◆ WHAT THIS TASK INVOLVES ◆
Return all lines below containing the word "home".
Content starts
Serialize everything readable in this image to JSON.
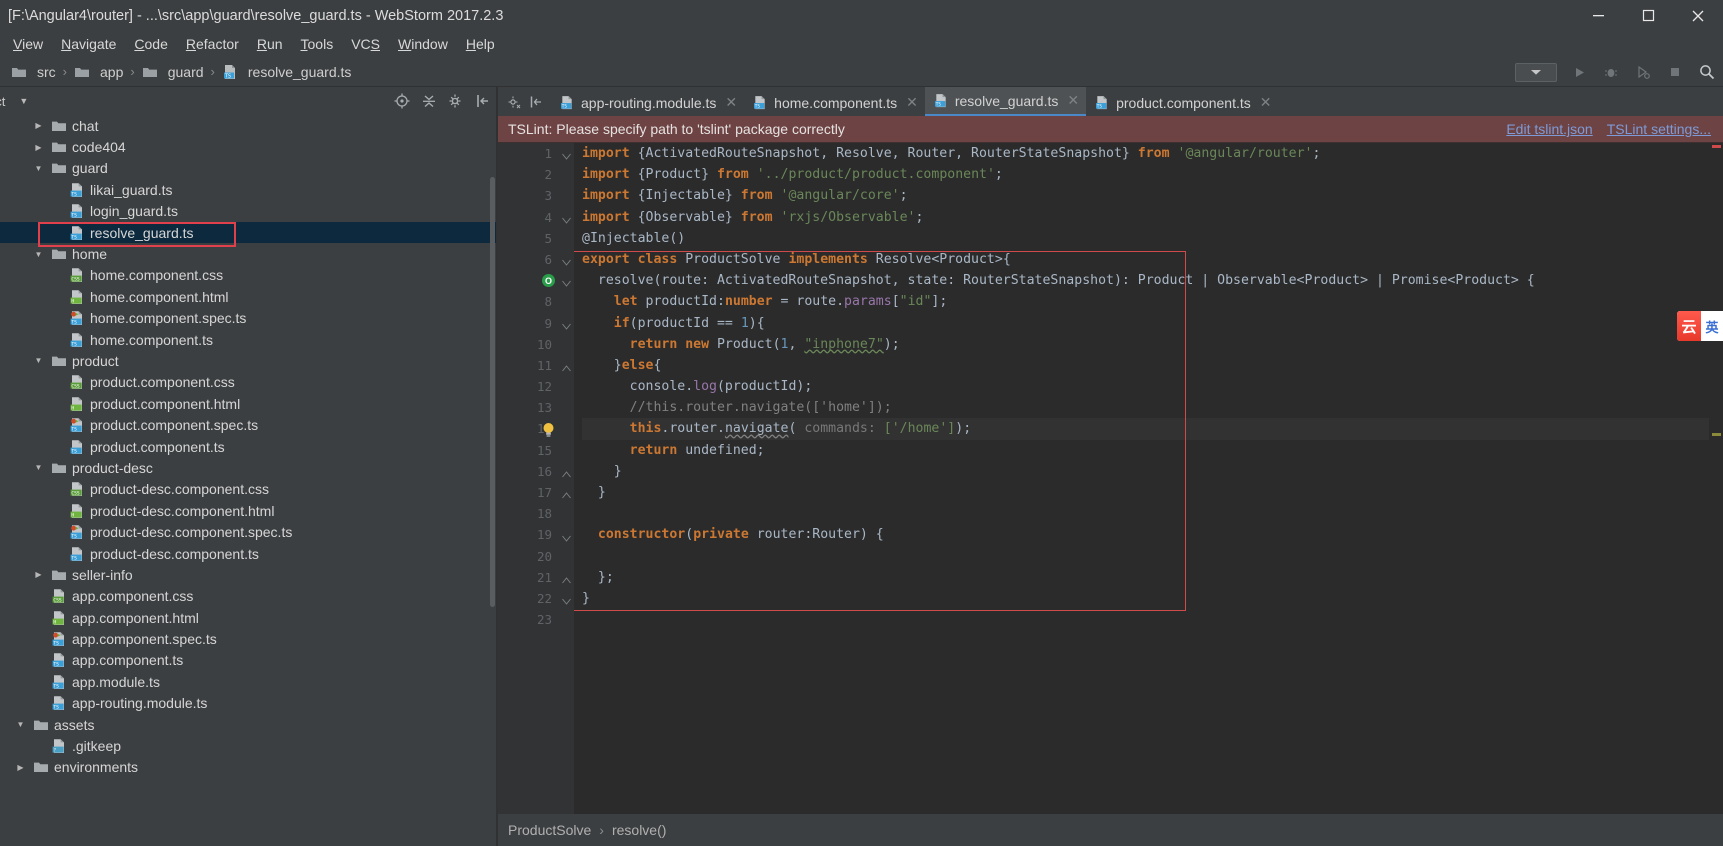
{
  "window": {
    "title": "[F:\\Angular4\\router] - ...\\src\\app\\guard\\resolve_guard.ts - WebStorm 2017.2.3",
    "minimize": "—",
    "maximize": "☐",
    "close": "✕"
  },
  "menu": [
    {
      "label": "View",
      "accel": "V"
    },
    {
      "label": "Navigate",
      "accel": "N"
    },
    {
      "label": "Code",
      "accel": "C"
    },
    {
      "label": "Refactor",
      "accel": "R"
    },
    {
      "label": "Run",
      "accel": "R"
    },
    {
      "label": "Tools",
      "accel": "T"
    },
    {
      "label": "VCS",
      "accel": "S"
    },
    {
      "label": "Window",
      "accel": "W"
    },
    {
      "label": "Help",
      "accel": "H"
    }
  ],
  "breadcrumb": {
    "items": [
      "src",
      "app",
      "guard",
      "resolve_guard.ts"
    ],
    "separator": "›"
  },
  "toolbar": {
    "run_config_label": "",
    "run_icon": "run-icon",
    "debug_icon": "debug-icon",
    "coverage_icon": "coverage-icon",
    "stop_icon": "stop-icon",
    "search_icon": "search-icon"
  },
  "sidebar": {
    "title": "ect",
    "tools": [
      "target-icon",
      "collapse-all-icon",
      "gear-icon",
      "hide-icon"
    ],
    "tree": [
      {
        "label": "chat",
        "type": "folder",
        "indent": 1,
        "arrow": "collapsed",
        "clipped": true
      },
      {
        "label": "code404",
        "type": "folder",
        "indent": 1,
        "arrow": "collapsed"
      },
      {
        "label": "guard",
        "type": "folder",
        "indent": 1,
        "arrow": "expanded"
      },
      {
        "label": "likai_guard.ts",
        "type": "ts",
        "indent": 2,
        "arrow": "none"
      },
      {
        "label": "login_guard.ts",
        "type": "ts",
        "indent": 2,
        "arrow": "none"
      },
      {
        "label": "resolve_guard.ts",
        "type": "ts",
        "indent": 2,
        "arrow": "none",
        "selected": true,
        "highlighted": true
      },
      {
        "label": "home",
        "type": "folder",
        "indent": 1,
        "arrow": "expanded"
      },
      {
        "label": "home.component.css",
        "type": "css",
        "indent": 2,
        "arrow": "none"
      },
      {
        "label": "home.component.html",
        "type": "html",
        "indent": 2,
        "arrow": "none"
      },
      {
        "label": "home.component.spec.ts",
        "type": "spec",
        "indent": 2,
        "arrow": "none"
      },
      {
        "label": "home.component.ts",
        "type": "ts",
        "indent": 2,
        "arrow": "none"
      },
      {
        "label": "product",
        "type": "folder",
        "indent": 1,
        "arrow": "expanded"
      },
      {
        "label": "product.component.css",
        "type": "css",
        "indent": 2,
        "arrow": "none"
      },
      {
        "label": "product.component.html",
        "type": "html",
        "indent": 2,
        "arrow": "none"
      },
      {
        "label": "product.component.spec.ts",
        "type": "spec",
        "indent": 2,
        "arrow": "none"
      },
      {
        "label": "product.component.ts",
        "type": "ts",
        "indent": 2,
        "arrow": "none"
      },
      {
        "label": "product-desc",
        "type": "folder",
        "indent": 1,
        "arrow": "expanded"
      },
      {
        "label": "product-desc.component.css",
        "type": "css",
        "indent": 2,
        "arrow": "none"
      },
      {
        "label": "product-desc.component.html",
        "type": "html",
        "indent": 2,
        "arrow": "none"
      },
      {
        "label": "product-desc.component.spec.ts",
        "type": "spec",
        "indent": 2,
        "arrow": "none"
      },
      {
        "label": "product-desc.component.ts",
        "type": "ts",
        "indent": 2,
        "arrow": "none"
      },
      {
        "label": "seller-info",
        "type": "folder",
        "indent": 1,
        "arrow": "collapsed"
      },
      {
        "label": "app.component.css",
        "type": "css",
        "indent": 1,
        "arrow": "none"
      },
      {
        "label": "app.component.html",
        "type": "html",
        "indent": 1,
        "arrow": "none"
      },
      {
        "label": "app.component.spec.ts",
        "type": "spec",
        "indent": 1,
        "arrow": "none"
      },
      {
        "label": "app.component.ts",
        "type": "ts",
        "indent": 1,
        "arrow": "none"
      },
      {
        "label": "app.module.ts",
        "type": "ts",
        "indent": 1,
        "arrow": "none"
      },
      {
        "label": "app-routing.module.ts",
        "type": "ts",
        "indent": 1,
        "arrow": "none"
      },
      {
        "label": "assets",
        "type": "folder",
        "indent": 0,
        "arrow": "expanded"
      },
      {
        "label": ".gitkeep",
        "type": "unknown",
        "indent": 1,
        "arrow": "none"
      },
      {
        "label": "environments",
        "type": "folder",
        "indent": 0,
        "arrow": "collapsed",
        "clipped": true
      }
    ]
  },
  "tabs": [
    {
      "label": "app-routing.module.ts",
      "type": "ts",
      "active": false,
      "close": "✕"
    },
    {
      "label": "home.component.ts",
      "type": "ts",
      "active": false,
      "close": "✕"
    },
    {
      "label": "resolve_guard.ts",
      "type": "ts",
      "active": true,
      "close": "✕"
    },
    {
      "label": "product.component.ts",
      "type": "ts",
      "active": false,
      "close": "✕"
    }
  ],
  "lint_banner": {
    "message": "TSLint: Please specify path to 'tslint' package correctly",
    "links": [
      "Edit tslint.json",
      "TSLint settings..."
    ]
  },
  "editor": {
    "line_numbers": [
      1,
      2,
      3,
      4,
      5,
      6,
      7,
      8,
      9,
      10,
      11,
      12,
      13,
      14,
      15,
      16,
      17,
      18,
      19,
      20,
      21,
      22,
      23
    ],
    "current_line": 14,
    "lines": [
      {
        "n": 1,
        "tokens": [
          {
            "t": "import",
            "c": "kw"
          },
          {
            "t": " {ActivatedRouteSnapshot, Resolve, Router, RouterStateSnapshot} ",
            "c": "pl"
          },
          {
            "t": "from",
            "c": "kw"
          },
          {
            "t": " ",
            "c": "pl"
          },
          {
            "t": "'@angular/router'",
            "c": "str"
          },
          {
            "t": ";",
            "c": "pl"
          }
        ]
      },
      {
        "n": 2,
        "tokens": [
          {
            "t": "import",
            "c": "kw"
          },
          {
            "t": " {Product} ",
            "c": "pl"
          },
          {
            "t": "from",
            "c": "kw"
          },
          {
            "t": " ",
            "c": "pl"
          },
          {
            "t": "'../product/product.component'",
            "c": "str"
          },
          {
            "t": ";",
            "c": "pl"
          }
        ]
      },
      {
        "n": 3,
        "tokens": [
          {
            "t": "import",
            "c": "kw"
          },
          {
            "t": " {Injectable} ",
            "c": "pl"
          },
          {
            "t": "from",
            "c": "kw"
          },
          {
            "t": " ",
            "c": "pl"
          },
          {
            "t": "'@angular/core'",
            "c": "str"
          },
          {
            "t": ";",
            "c": "pl"
          }
        ]
      },
      {
        "n": 4,
        "tokens": [
          {
            "t": "import",
            "c": "kw"
          },
          {
            "t": " {Observable} ",
            "c": "pl"
          },
          {
            "t": "from",
            "c": "kw"
          },
          {
            "t": " ",
            "c": "pl"
          },
          {
            "t": "'rxjs/Observable'",
            "c": "str"
          },
          {
            "t": ";",
            "c": "pl"
          }
        ]
      },
      {
        "n": 5,
        "tokens": [
          {
            "t": "@Injectable()",
            "c": "pl"
          }
        ]
      },
      {
        "n": 6,
        "tokens": [
          {
            "t": "export class",
            "c": "kw"
          },
          {
            "t": " ProductSolve ",
            "c": "pl"
          },
          {
            "t": "implements",
            "c": "kw"
          },
          {
            "t": " Resolve<Product>{",
            "c": "pl"
          }
        ]
      },
      {
        "n": 7,
        "tokens": [
          {
            "t": "  resolve(route: ActivatedRouteSnapshot, state: RouterStateSnapshot): Product | Observable<Product> | Promise<Product> {",
            "c": "pl"
          }
        ]
      },
      {
        "n": 8,
        "tokens": [
          {
            "t": "    ",
            "c": "pl"
          },
          {
            "t": "let",
            "c": "kw"
          },
          {
            "t": " productId:",
            "c": "pl"
          },
          {
            "t": "number",
            "c": "kw"
          },
          {
            "t": " = route.",
            "c": "pl"
          },
          {
            "t": "params",
            "c": "fld"
          },
          {
            "t": "[",
            "c": "pl"
          },
          {
            "t": "\"id\"",
            "c": "str"
          },
          {
            "t": "];",
            "c": "pl"
          }
        ]
      },
      {
        "n": 9,
        "tokens": [
          {
            "t": "    ",
            "c": "pl"
          },
          {
            "t": "if",
            "c": "kw"
          },
          {
            "t": "(productId == ",
            "c": "pl"
          },
          {
            "t": "1",
            "c": "num"
          },
          {
            "t": "){",
            "c": "pl"
          }
        ]
      },
      {
        "n": 10,
        "tokens": [
          {
            "t": "      ",
            "c": "pl"
          },
          {
            "t": "return new",
            "c": "kw"
          },
          {
            "t": " Product(",
            "c": "pl"
          },
          {
            "t": "1",
            "c": "num"
          },
          {
            "t": ", ",
            "c": "pl"
          },
          {
            "t": "\"inphone7\"",
            "c": "str-wavy"
          },
          {
            "t": ");",
            "c": "pl"
          }
        ]
      },
      {
        "n": 11,
        "tokens": [
          {
            "t": "    }",
            "c": "pl"
          },
          {
            "t": "else",
            "c": "kw"
          },
          {
            "t": "{",
            "c": "pl"
          }
        ]
      },
      {
        "n": 12,
        "tokens": [
          {
            "t": "      console.",
            "c": "pl"
          },
          {
            "t": "log",
            "c": "fld"
          },
          {
            "t": "(productId);",
            "c": "pl"
          }
        ]
      },
      {
        "n": 13,
        "tokens": [
          {
            "t": "      //this.router.navigate(['home']);",
            "c": "cmt"
          }
        ]
      },
      {
        "n": 14,
        "tokens": [
          {
            "t": "      ",
            "c": "pl"
          },
          {
            "t": "this",
            "c": "kw"
          },
          {
            "t": ".router.",
            "c": "pl"
          },
          {
            "t": "navigate",
            "c": "pl-wavy"
          },
          {
            "t": "( ",
            "c": "pl"
          },
          {
            "t": "commands:",
            "c": "hint"
          },
          {
            "t": " ",
            "c": "pl"
          },
          {
            "t": "['/home']",
            "c": "str"
          },
          {
            "t": ");",
            "c": "pl"
          }
        ]
      },
      {
        "n": 15,
        "tokens": [
          {
            "t": "      ",
            "c": "pl"
          },
          {
            "t": "return",
            "c": "kw"
          },
          {
            "t": " undefined;",
            "c": "pl"
          }
        ]
      },
      {
        "n": 16,
        "tokens": [
          {
            "t": "    }",
            "c": "pl"
          }
        ]
      },
      {
        "n": 17,
        "tokens": [
          {
            "t": "  }",
            "c": "pl"
          }
        ]
      },
      {
        "n": 18,
        "tokens": [
          {
            "t": "",
            "c": "pl"
          }
        ]
      },
      {
        "n": 19,
        "tokens": [
          {
            "t": "  ",
            "c": "pl"
          },
          {
            "t": "constructor",
            "c": "kw"
          },
          {
            "t": "(",
            "c": "pl"
          },
          {
            "t": "private",
            "c": "kw"
          },
          {
            "t": " router:Router) {",
            "c": "pl"
          }
        ]
      },
      {
        "n": 20,
        "tokens": [
          {
            "t": "",
            "c": "pl"
          }
        ]
      },
      {
        "n": 21,
        "tokens": [
          {
            "t": "  };",
            "c": "pl"
          }
        ]
      },
      {
        "n": 22,
        "tokens": [
          {
            "t": "}",
            "c": "pl"
          }
        ]
      },
      {
        "n": 23,
        "tokens": [
          {
            "t": "",
            "c": "pl"
          }
        ]
      }
    ],
    "gutter_markers": [
      {
        "line": 7,
        "type": "implementing-method-icon",
        "glyph": "O"
      },
      {
        "line": 14,
        "type": "intention-bulb-icon"
      }
    ]
  },
  "float_widget": {
    "left_glyph": "云",
    "right_glyph": "英",
    "name": "ime-indicator"
  },
  "status": {
    "breadcrumb": [
      "ProductSolve",
      "resolve()"
    ],
    "separator": "›"
  },
  "colors": {
    "accent": "#4a88c7",
    "lint_bg": "#6e4343",
    "selection": "#0d293e",
    "highlight_border": "#e0404c",
    "editor_bg": "#2b2b2b",
    "chrome_bg": "#3c3f41"
  }
}
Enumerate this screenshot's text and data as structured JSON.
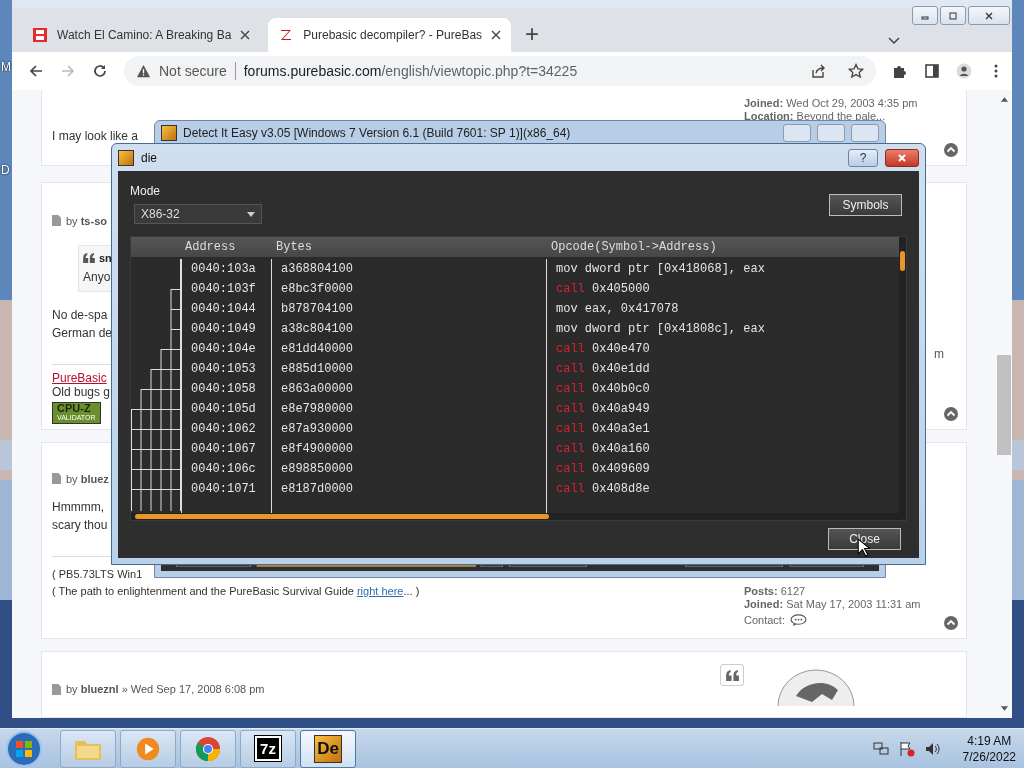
{
  "desktop": {
    "icon_labels": [
      "M",
      "D"
    ]
  },
  "browser": {
    "tabs": [
      {
        "title": "Watch El Camino: A Breaking Ba",
        "kind": "video",
        "selected": false
      },
      {
        "title": "Purebasic decompiler? - PureBas",
        "kind": "forum",
        "selected": true
      }
    ],
    "new_tab": "+",
    "nav": {
      "back_disabled": false,
      "forward_disabled": true
    },
    "address": {
      "security": "Not secure",
      "domain": "forums.purebasic.com",
      "path": "/english/viewtopic.php?t=34225"
    }
  },
  "forum": {
    "posts": [
      {
        "author_info": [
          "**Joined:** Wed Oct 29, 2003 4:35 pm",
          "**Location:** Beyond the pale..."
        ],
        "body": [
          "I may look like a"
        ]
      },
      {
        "byline": "by **ts-so**",
        "quote": {
          "author": "sn",
          "text": "Anyo"
        },
        "body": [
          "No de-spa",
          "German de"
        ],
        "signature": {
          "link": "PureBasic",
          "lines": [
            "Old bugs g"
          ]
        },
        "badge": {
          "line1": "CPU-Z",
          "line2": "VALIDATOR"
        },
        "side_text": "m"
      },
      {
        "byline": "by **bluez**",
        "body": [
          "Hmmmm,",
          "scary thou"
        ],
        "signature": {
          "lines": [
            "( PB5.73LTS Win1"
          ],
          "link_line": {
            "before": "( The path to enlightenment and the PureBasic Survival Guide ",
            "link": "right here",
            "after": "... )"
          }
        },
        "author_info": [
          "**Posts:** 6127",
          "**Joined:** Sat May 17, 2003 11:31 am"
        ],
        "contact_label": "Contact:"
      },
      {
        "byline": "by **blueznl** » Wed Sep 17, 2008 6:08 pm"
      }
    ]
  },
  "background_window": {
    "title": "Detect It Easy v3.05 [Windows 7 Version 6.1 (Build 7601: SP 1)](x86_64)"
  },
  "dialog": {
    "title": "die",
    "help_button": "?",
    "mode_label": "Mode",
    "mode": "X86-32",
    "symbols_button": "Symbols",
    "columns": [
      "Address",
      "Bytes",
      "Opcode(Symbol->Address)"
    ],
    "rows": [
      {
        "address": "0040:103a",
        "bytes": "a368804100",
        "kind": "move",
        "mnemonic": "mov",
        "operand": "dword ptr [0x418068], eax"
      },
      {
        "address": "0040:103f",
        "bytes": "e8bc3f0000",
        "kind": "call",
        "mnemonic": "call",
        "operand": "0x405000"
      },
      {
        "address": "0040:1044",
        "bytes": "b878704100",
        "kind": "move",
        "mnemonic": "mov",
        "operand": "eax, 0x417078"
      },
      {
        "address": "0040:1049",
        "bytes": "a38c804100",
        "kind": "move",
        "mnemonic": "mov",
        "operand": "dword ptr [0x41808c], eax"
      },
      {
        "address": "0040:104e",
        "bytes": "e81dd40000",
        "kind": "call",
        "mnemonic": "call",
        "operand": "0x40e470"
      },
      {
        "address": "0040:1053",
        "bytes": "e885d10000",
        "kind": "call",
        "mnemonic": "call",
        "operand": "0x40e1dd"
      },
      {
        "address": "0040:1058",
        "bytes": "e863a00000",
        "kind": "call",
        "mnemonic": "call",
        "operand": "0x40b0c0"
      },
      {
        "address": "0040:105d",
        "bytes": "e8e7980000",
        "kind": "call",
        "mnemonic": "call",
        "operand": "0x40a949"
      },
      {
        "address": "0040:1062",
        "bytes": "e87a930000",
        "kind": "call",
        "mnemonic": "call",
        "operand": "0x40a3e1"
      },
      {
        "address": "0040:1067",
        "bytes": "e8f4900000",
        "kind": "call",
        "mnemonic": "call",
        "operand": "0x40a160"
      },
      {
        "address": "0040:106c",
        "bytes": "e898850000",
        "kind": "call",
        "mnemonic": "call",
        "operand": "0x409609"
      },
      {
        "address": "0040:1071",
        "bytes": "e8187d0000",
        "kind": "call",
        "mnemonic": "call",
        "operand": "0x408d8e"
      }
    ],
    "close_button": "Close"
  },
  "taskbar": {
    "apps": [
      {
        "kind": "folder",
        "selected": false
      },
      {
        "kind": "media",
        "selected": false
      },
      {
        "kind": "chrome",
        "selected": false
      },
      {
        "kind": "archiver",
        "label": "7z",
        "selected": false
      },
      {
        "kind": "die",
        "label": "De",
        "selected": true
      }
    ],
    "time": "4:19 AM",
    "date": "7/26/2022"
  }
}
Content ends
◆ YOUR SOLUTION ◆
        "label": "home",
        "label": "home.component.css",
        "label": "home.component.html",
        "label": "home.component.spec.ts",
        "label": "home.component.ts",
      "label": "home.component.ts",
            "t": "      //this.router.navigate(['home']);",
            "t": "['/home']",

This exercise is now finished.